Based on the data supplied by our respondents on their average salaries, which is $50,000 ($1,000 less than the Bureau of Labor Statistics’ estimate), their hours worked (40 hour week), and an average overtime of 4.5hrs/week, we can see that one individual will work the average of $432.72 a month, or $5,625.76 worth of unpaid overtime over a year.
Factoring in official employment figures for 2021, we can see that an estimated 12.53 million of the American workforce will work overtime with no financial compensation. Financially, this will mean an estimated $70.48 billion will be worked for free over a year due to unpaid overtime.
Only 17% said they were working fewer hours
The majority of our sample said they were working more hours (41.6%) or that their hours had remained stable (41.4%), those who had hours reduced were the minority (17%). With this in mind, we still wanted to understand the impact, both financially and physically, reduced hours had caused them during this time.
The majority of this group (22.6%) worked around 3-4 fewer hours each week, with 19% saying they worked 9-10 hours less.
For most (59%) their work is drying up, others feeling more productive!
When asked about their primary reasons for their hours reducing, most (59%) of our respondents said their work had reduced capacity or was simply not available. Other reasons given were:
- Previous working hours not available any more (59%)
- Job role had changed causing me to lose hours (34%)
- Higher productivity had reduced need to work longer hours (26%)
- Family commitments meant I had to reduce work (17%)
- Personal health meant I had to work less (12%)
Fewer hours also causing stress, anxiety, and insomnia
Of those who had their working hours reduced, 75% said they had experienced an impact on their wellbeing (either positive or negative) due to reduced hours.
The most common impacts people reported on their lives were increased stress (38%) and anxiety (30%), but respondents also acknowledged they did have increased time with their family (22%).
1 in 3 (36%) are saving 7.5 hours on commuting a week
The commute may be a thing of the past for many who now work remotely, but what does that look like for most? From our respondents, 36% said they are saving 1-2 hours a day, and another third (33%) said they’re saving less than an hour. A larger 16% are saving between 2 and 3 hours, while 9% said they previously did not have any commute.
Across an entire year, this would mean that 36% are saving an average of just under 16 days (15.75) a year on commuting, based on a 262 day working year (minus 10 days vacation).
WFH has caused 73% of parents’ child care duties to rocket
Of our respondents, just over half (52.3%) had dependent children that may affect their remote working situation. Of this group, 73% said that their child care duties had increased ‘slightly’ or ‘significantly’ since working from home. 22% said that it had remained roughly the same, with only 5% saying it had decreased.

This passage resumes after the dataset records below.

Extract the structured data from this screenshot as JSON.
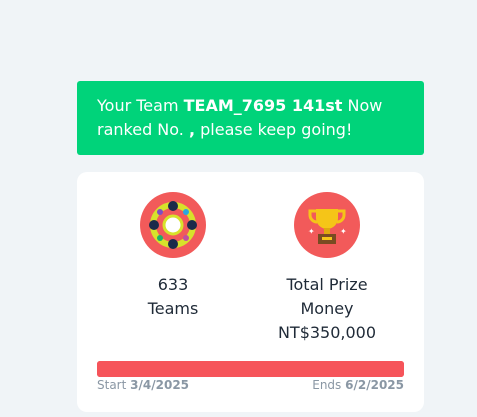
{
  "banner": {
    "prefix": "Your Team ",
    "team_name": "TEAM_7695 141st",
    "middle": " Now ranked No. ",
    "rank_punct": ",",
    "suffix": " please keep going!"
  },
  "stats": {
    "teams": {
      "value": "633",
      "label": "Teams",
      "icon": "teams-ring-icon"
    },
    "prize": {
      "label_line1": "Total Prize",
      "label_line2": "Money",
      "value": "NT$350,000",
      "icon": "trophy-icon"
    }
  },
  "timeline": {
    "start_label": "Start",
    "start_date": "3/4/2025",
    "end_label": "Ends",
    "end_date": "6/2/2025",
    "progress_fraction": 1.0
  },
  "colors": {
    "banner_bg": "#00d37a",
    "icon_bg": "#f25a5a",
    "progress": "#f6545a"
  }
}
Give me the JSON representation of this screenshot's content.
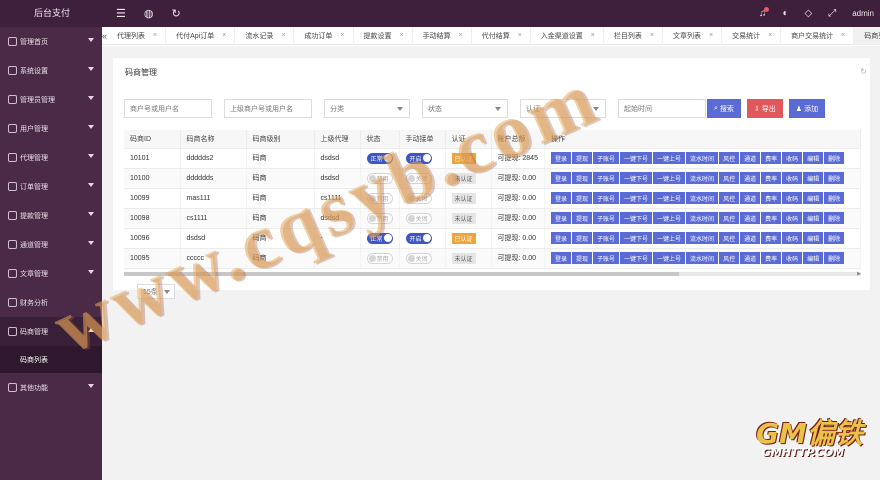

In terms of how this affects their working days, 54% said it had added between 3-6 hours to their childcare duties each day when compared to before the pandemic. The full hourly breakdown is as follows:
This representative survey was conducted online from March 16th - 23rd and polled 1,147 Americans from a variety of financial backgrounds, using Amazon’s Mechanical Turk survey platform.
All respondents indicated they worked at least one (1) day a week remotely from home. 57.5% indicated they worked full-time remotely when the survey was taken.
The respondents stated they worked in a range of company sizes, with most in medium-sized businesses:
|Large Business - More than 500 employees||33.65%|
|Medium Business - Between 51 - 500 employees||43.24%|
|Small business 2-50 employees||23.10%|
In terms of gender, 54.9% of our respondents were male, 43.9% were female, with 1.2% choosing not to say or identifying as ‘Non-binary’ or ‘Agender’.
Imagery and attribution
All images from this report may be used and republished with attribution to Self Financial, and hyperlink back to this page. You can access high-res graphics for download in this Google Drive folder: https://drive.google.com/drive/folders/1gluOD9fXRlz5UX5RIRxD4MDbYlrKL6Ek?usp=sharing